SYDNEY: The Bangladeshi mother of conjoined twins, separated last year in Australia, has flown to visit her daughters for the first time since the complex surgery, her husband said Saturday.
Lovely Mallick, 23, and her jute mill worker husband Kartik Chandra Mallick, 30, gave up the twins Trishna and Krishna after their birth three years ago because there was no way the poor couple could care for the sickly newborns.
Last November, the twins hit headlines after they were separated by doctors in a marathon 32-hour operation in Australia to divide their connected skulls, brains and blood vessels and allow them to lead separate lives.
Lovely Mallick flew last week on a three-month visa to Australia to see her daughters for the first time since the operation, her husband said.
The children now are being looked after by their legal guardian Moira Kelly who heads the Melbourne-based charity Children First Foundation.

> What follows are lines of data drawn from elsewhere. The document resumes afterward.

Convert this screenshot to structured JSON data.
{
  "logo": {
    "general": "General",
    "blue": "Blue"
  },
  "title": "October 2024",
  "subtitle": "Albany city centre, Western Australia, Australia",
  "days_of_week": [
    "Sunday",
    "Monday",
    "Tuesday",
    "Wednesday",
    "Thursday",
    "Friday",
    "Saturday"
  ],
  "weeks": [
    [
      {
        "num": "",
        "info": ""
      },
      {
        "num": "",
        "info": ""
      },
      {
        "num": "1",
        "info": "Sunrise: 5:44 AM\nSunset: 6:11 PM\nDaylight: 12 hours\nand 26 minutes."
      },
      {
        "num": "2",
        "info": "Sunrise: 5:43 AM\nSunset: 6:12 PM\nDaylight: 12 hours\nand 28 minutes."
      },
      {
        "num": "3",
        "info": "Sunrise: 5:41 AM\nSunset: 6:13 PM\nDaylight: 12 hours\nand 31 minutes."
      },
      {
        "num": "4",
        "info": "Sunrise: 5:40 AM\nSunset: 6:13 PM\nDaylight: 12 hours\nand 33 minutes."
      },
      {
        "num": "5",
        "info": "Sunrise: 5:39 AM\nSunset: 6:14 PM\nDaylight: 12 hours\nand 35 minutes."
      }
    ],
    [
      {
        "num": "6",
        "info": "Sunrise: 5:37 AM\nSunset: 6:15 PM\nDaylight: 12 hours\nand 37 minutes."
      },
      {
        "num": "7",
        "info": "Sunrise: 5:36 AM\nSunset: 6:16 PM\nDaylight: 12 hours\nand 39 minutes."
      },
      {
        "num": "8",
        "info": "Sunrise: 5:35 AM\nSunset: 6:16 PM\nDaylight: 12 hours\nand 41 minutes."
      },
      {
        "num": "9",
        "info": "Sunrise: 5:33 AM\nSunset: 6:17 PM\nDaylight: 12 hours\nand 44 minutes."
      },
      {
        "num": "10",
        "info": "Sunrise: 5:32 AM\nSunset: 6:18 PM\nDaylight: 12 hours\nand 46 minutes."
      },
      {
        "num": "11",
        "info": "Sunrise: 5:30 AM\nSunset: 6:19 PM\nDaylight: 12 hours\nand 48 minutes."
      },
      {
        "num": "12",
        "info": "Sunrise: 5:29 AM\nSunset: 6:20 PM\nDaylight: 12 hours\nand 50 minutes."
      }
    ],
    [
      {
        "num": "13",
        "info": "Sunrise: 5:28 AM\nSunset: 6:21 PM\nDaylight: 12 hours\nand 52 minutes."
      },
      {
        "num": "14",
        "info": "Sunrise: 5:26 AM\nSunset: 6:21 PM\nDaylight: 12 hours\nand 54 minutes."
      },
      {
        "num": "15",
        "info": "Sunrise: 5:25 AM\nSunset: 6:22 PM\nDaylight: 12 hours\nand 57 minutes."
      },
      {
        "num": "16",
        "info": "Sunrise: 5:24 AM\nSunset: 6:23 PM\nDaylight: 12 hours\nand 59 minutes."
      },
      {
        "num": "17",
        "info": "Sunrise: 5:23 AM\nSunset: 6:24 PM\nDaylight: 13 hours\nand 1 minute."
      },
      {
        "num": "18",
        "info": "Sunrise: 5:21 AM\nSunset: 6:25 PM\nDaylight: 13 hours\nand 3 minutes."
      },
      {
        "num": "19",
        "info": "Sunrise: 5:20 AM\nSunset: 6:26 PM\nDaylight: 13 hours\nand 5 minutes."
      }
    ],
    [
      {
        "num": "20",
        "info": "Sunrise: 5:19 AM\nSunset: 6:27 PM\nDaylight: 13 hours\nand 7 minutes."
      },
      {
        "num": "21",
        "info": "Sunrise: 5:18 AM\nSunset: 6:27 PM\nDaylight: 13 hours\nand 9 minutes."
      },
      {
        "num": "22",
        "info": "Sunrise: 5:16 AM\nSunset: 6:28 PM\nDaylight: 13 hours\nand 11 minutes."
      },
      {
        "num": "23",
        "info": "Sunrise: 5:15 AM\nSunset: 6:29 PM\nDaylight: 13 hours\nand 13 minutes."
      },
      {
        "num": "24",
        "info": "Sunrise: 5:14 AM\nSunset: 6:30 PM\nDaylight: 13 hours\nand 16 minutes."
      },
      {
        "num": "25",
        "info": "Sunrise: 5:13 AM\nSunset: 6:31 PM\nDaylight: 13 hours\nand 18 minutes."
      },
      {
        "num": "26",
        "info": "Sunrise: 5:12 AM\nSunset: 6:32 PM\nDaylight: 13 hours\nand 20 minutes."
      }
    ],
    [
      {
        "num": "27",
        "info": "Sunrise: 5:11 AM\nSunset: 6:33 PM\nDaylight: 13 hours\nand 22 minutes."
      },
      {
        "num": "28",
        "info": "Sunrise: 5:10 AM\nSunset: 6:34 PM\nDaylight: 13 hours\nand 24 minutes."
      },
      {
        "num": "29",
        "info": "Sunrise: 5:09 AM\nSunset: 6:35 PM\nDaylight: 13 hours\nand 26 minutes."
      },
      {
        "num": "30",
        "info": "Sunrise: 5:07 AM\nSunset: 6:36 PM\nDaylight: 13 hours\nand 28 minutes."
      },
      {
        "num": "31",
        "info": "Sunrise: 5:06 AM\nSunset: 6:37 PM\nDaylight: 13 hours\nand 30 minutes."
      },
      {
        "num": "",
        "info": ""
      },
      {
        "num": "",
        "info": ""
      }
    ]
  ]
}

“My wife called me yesterday (Friday). She was overwhelmed with joy to see our daughters talking and walking for the first time,” her husband Kartik Mallick told AFP.
“I also talked to Trishna and Krishna. I don't know how I can express my gratitude,” he said.
Trishna and Krishna were brought to Melbourne in 2007 after they were discovered in the Dhaka orphanage by Australian aid workers who realised they faced certain death unless they received intensive medical care.
A Bangladeshi businessman funded Lovely Mallick's trip to Australia, her husband said, adding he felt saddened that money did not permit him to accompany his wife.
The girls were born in December 2006 and six weeks later the impoverished Mallicks placed them in the Dhaka orphanage.
Kartik Mallick said he did not know how long his wife would be away.
The girls have amazed doctors with their recovery from surgery. Although they were given only a 25 percent chance of both surviving the separation surgery without brain damage, the pair have a shown remarkable resilience.
Lovely Mallick has spoken of her delight that her children survived the risky operation, which was hailed as a miracle and a great medical success, but said she wanted them to stay in Australia for a better life.
She told AFP last year she wanted to talk with her daughters and to hold them in “my lap just for a moment”.
Mallick also said he wants the girls to have a better life in Australia.
“We want them to have a happy time and a great future in Australia. They are special girls and my wife told me they are being looked after like princesses,” he said. AGENCIES